» **WORK TO COMPLETE**: Every entry in the data below needs to be repeated exactly.

» **EXTRACTED MATERIAL**:
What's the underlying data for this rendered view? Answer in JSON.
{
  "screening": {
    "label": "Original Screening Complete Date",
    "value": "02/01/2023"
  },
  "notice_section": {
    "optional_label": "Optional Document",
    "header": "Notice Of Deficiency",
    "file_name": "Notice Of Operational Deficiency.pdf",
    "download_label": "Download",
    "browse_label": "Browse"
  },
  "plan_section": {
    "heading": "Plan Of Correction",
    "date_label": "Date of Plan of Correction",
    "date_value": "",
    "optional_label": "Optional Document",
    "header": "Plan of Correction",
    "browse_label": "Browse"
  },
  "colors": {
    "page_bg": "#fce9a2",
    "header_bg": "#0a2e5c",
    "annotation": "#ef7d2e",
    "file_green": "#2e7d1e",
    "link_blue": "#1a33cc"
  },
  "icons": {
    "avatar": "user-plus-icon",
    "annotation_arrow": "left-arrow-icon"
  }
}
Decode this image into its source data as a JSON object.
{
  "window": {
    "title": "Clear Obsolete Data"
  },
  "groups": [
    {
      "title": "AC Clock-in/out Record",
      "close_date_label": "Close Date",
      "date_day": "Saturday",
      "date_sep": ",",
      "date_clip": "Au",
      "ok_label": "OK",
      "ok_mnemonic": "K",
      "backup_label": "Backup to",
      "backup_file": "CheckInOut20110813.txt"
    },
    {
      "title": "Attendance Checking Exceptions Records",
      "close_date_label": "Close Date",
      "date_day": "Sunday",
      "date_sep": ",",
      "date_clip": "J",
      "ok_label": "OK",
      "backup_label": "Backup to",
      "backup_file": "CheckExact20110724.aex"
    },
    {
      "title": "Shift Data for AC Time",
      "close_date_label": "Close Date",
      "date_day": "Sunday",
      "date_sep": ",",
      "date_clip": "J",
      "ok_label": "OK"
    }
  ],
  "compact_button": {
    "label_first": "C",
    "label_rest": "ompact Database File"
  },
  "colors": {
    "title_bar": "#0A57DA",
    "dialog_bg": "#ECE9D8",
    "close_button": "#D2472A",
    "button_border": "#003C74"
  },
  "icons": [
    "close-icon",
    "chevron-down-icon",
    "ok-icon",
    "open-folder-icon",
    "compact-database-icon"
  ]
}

» **ANSWER**:
What's the underlying data for this rendered view? Answer in JSON.
{
  "screening": {
    "label": "Original Screening Complete Date",
    "value": "02/01/2023"
  },
  "notice_section": {
    "optional_label": "Optional Document",
    "header": "Notice Of Deficiency",
    "file_name": "Notice Of Operational Deficiency.pdf",
    "download_label": "Download",
    "browse_label": "Browse"
  },
  "plan_section": {
    "heading": "Plan Of Correction",
    "date_label": "Date of Plan of Correction",
    "date_value": "",
    "optional_label": "Optional Document",
    "header": "Plan of Correction",
    "browse_label": "Browse"
  },
  "colors": {
    "page_bg": "#fce9a2",
    "header_bg": "#0a2e5c",
    "annotation": "#ef7d2e",
    "file_green": "#2e7d1e",
    "link_blue": "#1a33cc"
  },
  "icons": {
    "avatar": "user-plus-icon",
    "annotation_arrow": "left-arrow-icon"
  }
}
Decode this image into its source data as a JSON object.
{
  "window": {
    "title": "Clear Obsolete Data"
  },
  "groups": [
    {
      "title": "AC Clock-in/out Record",
      "close_date_label": "Close Date",
      "date_day": "Saturday",
      "date_sep": ",",
      "date_clip": "Au",
      "ok_label": "OK",
      "ok_mnemonic": "K",
      "backup_label": "Backup to",
      "backup_file": "CheckInOut20110813.txt"
    },
    {
      "title": "Attendance Checking Exceptions Records",
      "close_date_label": "Close Date",
      "date_day": "Sunday",
      "date_sep": ",",
      "date_clip": "J",
      "ok_label": "OK",
      "backup_label": "Backup to",
      "backup_file": "CheckExact20110724.aex"
    },
    {
      "title": "Shift Data for AC Time",
      "close_date_label": "Close Date",
      "date_day": "Sunday",
      "date_sep": ",",
      "date_clip": "J",
      "ok_label": "OK"
    }
  ],
  "compact_button": {
    "label_first": "C",
    "label_rest": "ompact Database File"
  },
  "colors": {
    "title_bar": "#0A57DA",
    "dialog_bg": "#ECE9D8",
    "close_button": "#D2472A",
    "button_border": "#003C74"
  },
  "icons": [
    "close-icon",
    "chevron-down-icon",
    "ok-icon",
    "open-folder-icon",
    "compact-database-icon"
  ]
}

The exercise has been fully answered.